“The success of the VolturnUS 1:8 test project deployed off Castine is a critical milestone on our path to allow us to economically harness the enormous wind power far offshore the U.S.” said Habib Dagher, director of UMaine’s Advanced Structures and Composites Center. “The VolturnUS concrete floating hull technology has the potential to harness over 50 percent of the U.S. 4,000 GW offshore wind resource. With 156 GW of offshore wind capacity off the Maine coast, and 4,000 GW off the U.S. coast, we have an opportunity to reduce our reliance on fossil fuels, stabilize energy prices over the long run, help protect the environment, stimulate local economic activity and create a new industry.”
Contact: Joshua Plourde, 207.581.2117
The Washington Post published an opinion piece by Michael Socolow, an associate professor in the Department of Communication and Journalism at the University of Maine, titled “Five myths about the Sunday television talk shows.” The article is part of The Washington Post’s “Five Myths” series; a weekly feature “challenging everything you think you know.”

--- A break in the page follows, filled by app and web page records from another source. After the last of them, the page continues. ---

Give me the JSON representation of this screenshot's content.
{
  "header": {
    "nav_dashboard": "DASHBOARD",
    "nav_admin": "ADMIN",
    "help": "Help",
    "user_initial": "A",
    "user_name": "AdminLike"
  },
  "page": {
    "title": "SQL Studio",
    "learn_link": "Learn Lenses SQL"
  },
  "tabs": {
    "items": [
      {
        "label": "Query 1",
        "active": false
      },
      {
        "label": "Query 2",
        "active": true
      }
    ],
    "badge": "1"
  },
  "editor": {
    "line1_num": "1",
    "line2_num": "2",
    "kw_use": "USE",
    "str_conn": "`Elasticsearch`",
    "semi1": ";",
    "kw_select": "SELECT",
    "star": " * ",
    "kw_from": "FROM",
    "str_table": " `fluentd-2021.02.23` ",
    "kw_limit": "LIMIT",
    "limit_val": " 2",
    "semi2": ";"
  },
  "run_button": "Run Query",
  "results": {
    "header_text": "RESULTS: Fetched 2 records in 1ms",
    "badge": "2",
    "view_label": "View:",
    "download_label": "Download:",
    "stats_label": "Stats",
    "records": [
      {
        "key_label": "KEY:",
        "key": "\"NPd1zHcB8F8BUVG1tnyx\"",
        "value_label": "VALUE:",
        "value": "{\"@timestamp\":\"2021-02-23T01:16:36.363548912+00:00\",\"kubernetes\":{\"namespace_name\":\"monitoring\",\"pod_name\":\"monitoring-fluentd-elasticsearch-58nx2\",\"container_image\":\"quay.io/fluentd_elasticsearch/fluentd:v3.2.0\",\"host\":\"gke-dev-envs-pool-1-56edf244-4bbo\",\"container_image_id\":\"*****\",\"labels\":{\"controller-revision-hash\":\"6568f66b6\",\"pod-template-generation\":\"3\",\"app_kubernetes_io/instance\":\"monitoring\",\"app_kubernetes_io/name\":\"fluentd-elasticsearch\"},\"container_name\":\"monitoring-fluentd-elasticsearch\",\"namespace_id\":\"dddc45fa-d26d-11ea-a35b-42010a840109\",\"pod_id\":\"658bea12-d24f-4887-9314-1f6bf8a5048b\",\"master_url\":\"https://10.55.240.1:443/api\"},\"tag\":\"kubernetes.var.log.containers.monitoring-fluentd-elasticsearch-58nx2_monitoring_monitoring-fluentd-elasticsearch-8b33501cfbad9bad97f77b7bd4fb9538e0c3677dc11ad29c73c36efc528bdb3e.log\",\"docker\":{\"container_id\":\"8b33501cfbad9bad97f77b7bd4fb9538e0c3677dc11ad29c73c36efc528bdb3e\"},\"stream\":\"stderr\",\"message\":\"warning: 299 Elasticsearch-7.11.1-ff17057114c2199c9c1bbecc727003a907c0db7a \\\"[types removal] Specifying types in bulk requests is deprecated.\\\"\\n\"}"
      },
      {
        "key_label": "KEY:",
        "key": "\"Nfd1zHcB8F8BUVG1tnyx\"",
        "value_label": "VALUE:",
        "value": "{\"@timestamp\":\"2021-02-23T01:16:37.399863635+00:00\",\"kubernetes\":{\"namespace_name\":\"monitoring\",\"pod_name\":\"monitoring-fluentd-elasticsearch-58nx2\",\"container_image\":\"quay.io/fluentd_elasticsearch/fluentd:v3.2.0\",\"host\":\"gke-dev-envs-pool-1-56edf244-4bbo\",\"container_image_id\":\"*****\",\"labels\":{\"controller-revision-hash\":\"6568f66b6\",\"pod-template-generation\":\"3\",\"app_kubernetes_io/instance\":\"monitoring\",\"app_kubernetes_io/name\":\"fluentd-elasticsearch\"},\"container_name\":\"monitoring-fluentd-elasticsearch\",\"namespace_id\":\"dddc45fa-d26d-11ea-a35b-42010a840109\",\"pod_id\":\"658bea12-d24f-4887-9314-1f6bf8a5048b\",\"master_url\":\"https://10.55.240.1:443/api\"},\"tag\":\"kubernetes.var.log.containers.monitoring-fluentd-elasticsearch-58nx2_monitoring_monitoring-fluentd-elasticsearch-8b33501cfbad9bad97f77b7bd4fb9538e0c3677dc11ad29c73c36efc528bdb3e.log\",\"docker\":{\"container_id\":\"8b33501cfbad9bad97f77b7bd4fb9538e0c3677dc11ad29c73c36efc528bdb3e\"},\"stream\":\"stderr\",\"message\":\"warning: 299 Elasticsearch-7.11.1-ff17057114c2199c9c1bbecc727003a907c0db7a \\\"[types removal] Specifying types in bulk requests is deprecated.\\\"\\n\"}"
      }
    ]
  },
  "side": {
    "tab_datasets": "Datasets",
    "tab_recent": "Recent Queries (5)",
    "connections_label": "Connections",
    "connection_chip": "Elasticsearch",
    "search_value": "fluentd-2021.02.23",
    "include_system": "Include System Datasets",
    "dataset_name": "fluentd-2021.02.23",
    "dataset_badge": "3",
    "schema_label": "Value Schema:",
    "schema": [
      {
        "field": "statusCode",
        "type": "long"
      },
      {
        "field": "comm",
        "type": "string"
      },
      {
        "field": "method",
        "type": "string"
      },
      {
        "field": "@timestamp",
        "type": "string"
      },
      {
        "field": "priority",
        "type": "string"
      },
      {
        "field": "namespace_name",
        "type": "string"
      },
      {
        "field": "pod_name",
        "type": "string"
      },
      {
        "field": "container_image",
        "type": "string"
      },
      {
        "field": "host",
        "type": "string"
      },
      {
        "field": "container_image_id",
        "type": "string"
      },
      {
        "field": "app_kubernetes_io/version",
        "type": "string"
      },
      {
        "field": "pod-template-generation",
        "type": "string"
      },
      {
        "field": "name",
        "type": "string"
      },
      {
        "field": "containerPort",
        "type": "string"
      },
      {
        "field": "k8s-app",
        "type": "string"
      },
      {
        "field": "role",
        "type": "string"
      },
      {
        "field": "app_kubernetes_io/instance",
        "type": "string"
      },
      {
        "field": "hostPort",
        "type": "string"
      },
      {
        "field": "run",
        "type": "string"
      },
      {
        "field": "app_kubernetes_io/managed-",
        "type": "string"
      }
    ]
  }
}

Mark Brewer, a political science professor at the University of Maine, was quoted in a Maine Public Broadcasting Network report about advocates for raising the federal minimum wage urging lawmakers, including Republican Sen. Susan Collins, to take action when Congress resumes next week. Collins is seen as having a key role in bringing a filibustered bill back on the floor, according to the article. Collins said she will attempt a compromise, but Brewer says that may be difficult during this congressional session. “Given where the leadership has staked itself on this, and the fact that it’s an election year, and that the control of the United States Senate is so hotly contested, I would guess no,” Brewer said of the likelihood of Congress taking action this session.
The Korea Times spoke with Carol Mandzik, manager of Business Graduate Programs and Executive Education and Internship Programs at the University of Maine, for an article about a new partnership between UMaine and Wooshin High School, a private high school in Seoul, South Korea. Mandzik said UMaine has worked with five Korean universities, but this is the first agreement with a Korean high school. “We’re very proud of this,” she said. “I have the utmost respect for Wooshin High School based on their value system, learning environment, and their strong administration.” Mandzik said the partnership will allow the university to attract students who want to study abroad.